◆ TASK DETAILS: Exact copy, no pictures: output all the records that follow.
*** PROVIDED DATA Section Begins ***
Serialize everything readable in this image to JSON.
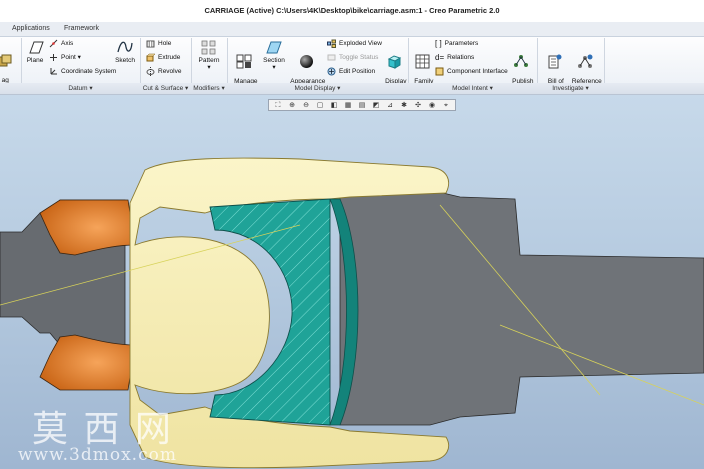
{
  "window": {
    "title": "CARRIAGE (Active) C:\\Users\\4K\\Desktop\\bike\\carriage.asm:1 - Creo Parametric 2.0"
  },
  "tabs": [
    "Applications",
    "Framework"
  ],
  "ribbon": {
    "components_partial": "ag\nonents",
    "plane": "Plane",
    "axis": "Axis",
    "point": "Point",
    "coord_sys": "Coordinate System",
    "sketch": "Sketch",
    "hole": "Hole",
    "extrude": "Extrude",
    "revolve": "Revolve",
    "pattern": "Pattern",
    "manage_views": "Manage\nViews",
    "section": "Section",
    "appearance_gallery": "Appearance\nGallery",
    "exploded_view": "Exploded View",
    "toggle_status": "Toggle Status",
    "edit_position": "Edit Position",
    "display_style": "Display\nStyle",
    "family_table": "Family\nTable",
    "parameters": "Parameters",
    "relations": "Relations",
    "component_interface": "Component Interface",
    "publish_geometry": "Publish\nGeometry",
    "bill_of_materials": "Bill of\nMaterials",
    "reference_viewer": "Reference\nViewer"
  },
  "groups": {
    "datum": "Datum ▾",
    "cut_surface": "Cut & Surface ▾",
    "modifiers": "Modifiers ▾",
    "model_display": "Model Display ▾",
    "model_intent": "Model Intent ▾",
    "investigate": "Investigate ▾"
  },
  "watermark": {
    "cn": "莫 西 网",
    "url": "www.3dmox.com"
  },
  "colors": {
    "accent": "#2f6fb6",
    "body": "#6a6e72",
    "fitting": "#f8f1b8",
    "teal": "#1fa398",
    "orange": "#e07a1d"
  }
}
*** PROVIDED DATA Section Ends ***
◆ SOLVED EXERCISE:
Serialize everything readable in this image to JSON.
{
  "window": {
    "title": "CARRIAGE (Active) C:\\Users\\4K\\Desktop\\bike\\carriage.asm:1 - Creo Parametric 2.0"
  },
  "tabs": [
    "Applications",
    "Framework"
  ],
  "ribbon": {
    "components_partial": "ag\nonents",
    "plane": "Plane",
    "axis": "Axis",
    "point": "Point",
    "coord_sys": "Coordinate System",
    "sketch": "Sketch",
    "hole": "Hole",
    "extrude": "Extrude",
    "revolve": "Revolve",
    "pattern": "Pattern",
    "manage_views": "Manage\nViews",
    "section": "Section",
    "appearance_gallery": "Appearance\nGallery",
    "exploded_view": "Exploded View",
    "toggle_status": "Toggle Status",
    "edit_position": "Edit Position",
    "display_style": "Display\nStyle",
    "family_table": "Family\nTable",
    "parameters": "Parameters",
    "relations": "Relations",
    "component_interface": "Component Interface",
    "publish_geometry": "Publish\nGeometry",
    "bill_of_materials": "Bill of\nMaterials",
    "reference_viewer": "Reference\nViewer"
  },
  "groups": {
    "datum": "Datum ▾",
    "cut_surface": "Cut & Surface ▾",
    "modifiers": "Modifiers ▾",
    "model_display": "Model Display ▾",
    "model_intent": "Model Intent ▾",
    "investigate": "Investigate ▾"
  },
  "watermark": {
    "cn": "莫 西 网",
    "url": "www.3dmox.com"
  },
  "colors": {
    "accent": "#2f6fb6",
    "body": "#6a6e72",
    "fitting": "#f8f1b8",
    "teal": "#1fa398",
    "orange": "#e07a1d"
  }
}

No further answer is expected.